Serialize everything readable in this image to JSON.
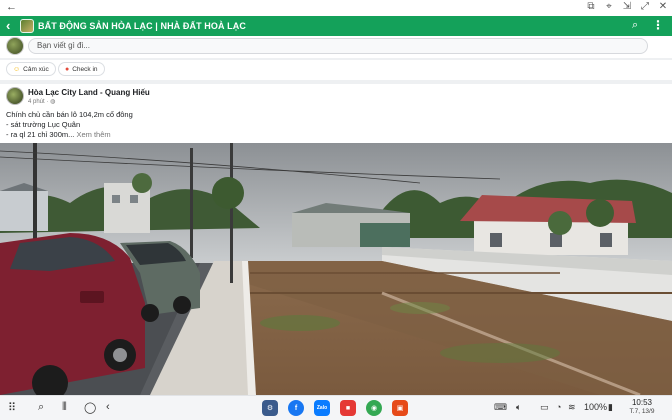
{
  "window": {
    "back_icon": "arrow-left-icon",
    "controls": [
      "pin-icon",
      "pin2-icon",
      "minimize-icon",
      "restore-icon",
      "close-icon"
    ]
  },
  "group_header": {
    "title": "BẤT ĐỘNG SẢN HÒA LẠC | NHÀ ĐẤT HOÀ LẠC",
    "back_icon": "chevron-left-icon",
    "search_icon": "search-icon",
    "menu_icon": "more-vertical-icon",
    "color": "#14a15a"
  },
  "composer": {
    "placeholder": "Bạn viết gì đi..."
  },
  "chips": [
    {
      "label": "Cảm xúc",
      "icon": "smile-icon",
      "color": "#f5b400"
    },
    {
      "label": "Check in",
      "icon": "location-pin-icon",
      "color": "#e44b3c"
    }
  ],
  "post": {
    "author": "Hòa Lạc City Land - Quang Hiếu",
    "time": "4 phút · ",
    "time_icon": "globe-icon",
    "lines": [
      "Chính chủ cần bán lô 104,2m cổ đông",
      "- sát trường Lục Quân",
      "- ra ql 21 chỉ 300m..."
    ],
    "more": " Xem thêm",
    "photo_alt": "land-photo"
  },
  "taskbar": {
    "nav": [
      "apps-grid-icon",
      "search-icon",
      "recents-icon",
      "home-icon",
      "back-icon"
    ],
    "apps": [
      {
        "name": "settings-app",
        "label": "⚙",
        "color": "#3b5b8c"
      },
      {
        "name": "facebook-app",
        "label": "f",
        "color": "#1877f2"
      },
      {
        "name": "zalo-app",
        "label": "Zalo",
        "color": "#0a7cff"
      },
      {
        "name": "app-red",
        "label": "■",
        "color": "#e53935"
      },
      {
        "name": "chrome-app",
        "label": "◉",
        "color": "#34a853"
      },
      {
        "name": "app-red2",
        "label": "▣",
        "color": "#e64a19"
      }
    ],
    "tray": [
      "keyboard-icon",
      "volume-icon",
      "screenshot-icon",
      "notification-icon",
      "wifi-icon"
    ],
    "battery": "100%",
    "time": "10:53",
    "date": "T.7, 13/9"
  }
}
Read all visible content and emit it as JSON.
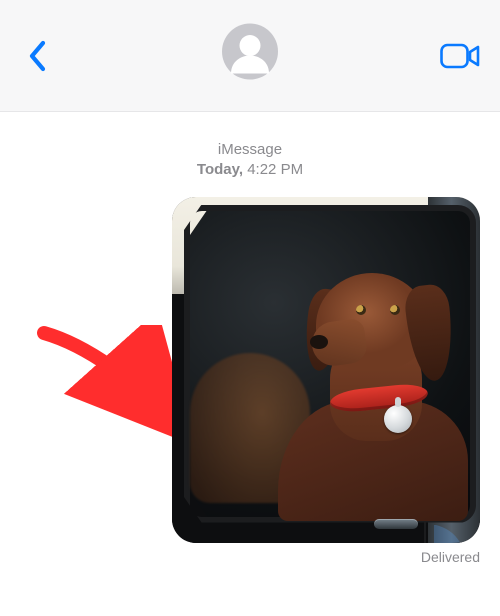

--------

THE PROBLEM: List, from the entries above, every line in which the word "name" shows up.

EXERCISE RESPONSE:
        "name": "settings-app",
        "name": "facebook-app",
        "name": "zalo-app",
        "name": "app-red",
        "name": "chrome-app",
        "name": "app-red2",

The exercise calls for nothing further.